Our aim was to investigate the possible effects of regular drinking of Rosmarinus officinalis L. leaf infusion on behavior and on AChE activity of mice. Rosemary tea (2% w/w) phytochemical profile was investigated through LC/DAD/ESI-MS(n). Adult male mice were randomly divided into two groups: “Rosemary-treated” that received orally the rosemary tea for 4 weeks and “control” that received drinking water. The effects of regular drinking of rosemary tea on behavioral parameters were assessed by passive avoidance, elevated plus maze and forced swimming tests. Moreover, its effects on cerebral and liver cholinesterase (ChE) isoforms activity were examined colorimetricaly. Phytochemical analysis revealed the presence of diterpenes, flavonoids and hydroxycinnamic derivatives in rosemary tea; the major compounds were quantitatively determined. Its consumption rigorously affected anxiety/fear and depression-like behavior of mice, though memory/learning was unaffected. ChE isoforms activity was significantly decreased in brain and liver of “rosemary treated” mice. In order to explain the tissue ChE inhibition, principal component analysis, pharmacophore alignment and molecular docking were used to explore a possible relationship between main identified compounds of rosemary tea, i.e. rosmarinic acid, luteolin-7-O-glucuronide, caffeic acid and known AChE inhibitors. Results revealed potential common pharmacophores of the phenolic components with the inhibitors. Our findings suggest that rosemary tea administration exerts anxiolytic and antidepressant effects on mice and inhibits ChE activity; its main phytochemicals may function in a similar way as inhibitors.

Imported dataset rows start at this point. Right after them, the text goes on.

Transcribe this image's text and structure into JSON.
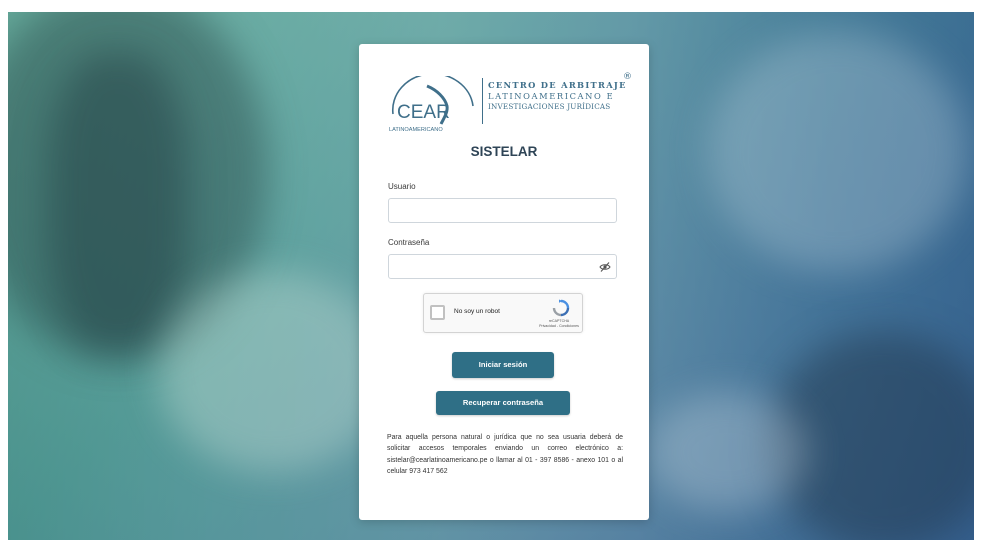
{
  "brand": {
    "logo_initials": "CEAR",
    "logo_subtitle": "LATINOAMERICANO",
    "line1": "CENTRO DE ARBITRAJE",
    "line2": "LATINOAMERICANO E",
    "line3": "INVESTIGACIONES JURÍDICAS",
    "registered": "®",
    "color": "#3f6f8a"
  },
  "login": {
    "title": "SISTELAR",
    "username_label": "Usuario",
    "username_value": "",
    "password_label": "Contraseña",
    "password_value": "",
    "toggle_icon": "eye-slash-icon"
  },
  "captcha": {
    "label": "No soy un robot",
    "brand": "reCAPTCHA",
    "links": "Privacidad - Condiciones",
    "icon": "recaptcha-icon"
  },
  "actions": {
    "login_label": "Iniciar sesión",
    "recover_label": "Recuperar contraseña",
    "button_color": "#2f6f86"
  },
  "info_text": "Para aquella persona natural o jurídica que no sea usuaria deberá de solicitar accesos temporales enviando un correo electrónico a: sistelar@cearlatinoamericano.pe o llamar al 01 - 397 8586 - anexo 101 o al celular 973 417 562"
}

Carnosic acid (CA) is a phenolic diterpene with anti-tumour, anti-diabetic, antibacterial and neuroprotective properties that is produced by a number of species from several genera of the Lamiaceae family, including Salvia fruticosa (Cretan sage) and Rosmarinus officinalis (Rosemary). To elucidate CA biosynthesis, glandular trichome transcriptome data of S. fruticosa were mined for terpene synthase genes. Two putative diterpene synthase genes, namely SfCPS and SfKSL, showing similarities to copalyl diphosphate synthase and kaurene synthase-like genes, respectively, were isolated and functionally characterized. Recombinant expression in Escherichia coli followed by in vitro enzyme activity assays confirmed that SfCPS is a copalyl diphosphate synthase. Coupling of SfCPS with SfKSL, both in vitro and in yeast, resulted in the synthesis miltiradiene, as confirmed by 1D and 2D NMR analyses (1H, 13C, DEPT, COSY H-H, HMQC and HMBC). Coupled transient in vivo assays of SfCPS and SfKSL in Nicotiana benthamiana further confirmed production of miltiradiene in planta. To elucidate the subsequent biosynthetic step, RNA-Seq data of S. fruticosa and R. officinalis were searched for cytochrome P450 (CYP) encoding genes potentially involved in the synthesis of the first phenolic compound in the CA pathway, ferruginol. Three candidate genes were selected, SfFS, RoFS1 and RoFS2. Using yeast and N. benthamiana expression systems, all three where confirmed to be coding for ferruginol synthases, thus revealing the enzymatic activities responsible for the first three steps leading to CA in two Lamiaceae genera.
Natural antioxidant products are increasingly being used to treat various pathological liver conditions considering the role of oxidative stress in their pathogenesis. Rosemary essential oil has already being used as a preservative in food industry due to its antioxidant and antimicrobial activities, but it was shown to possess additional health benefits. The aim of our study was to evaluate the protective effect of rosemary essential oil on carbon tetrachloride - induced liver injury in rats and to explore whether its mechanism of action is associated with modulation of hepatic oxidative status.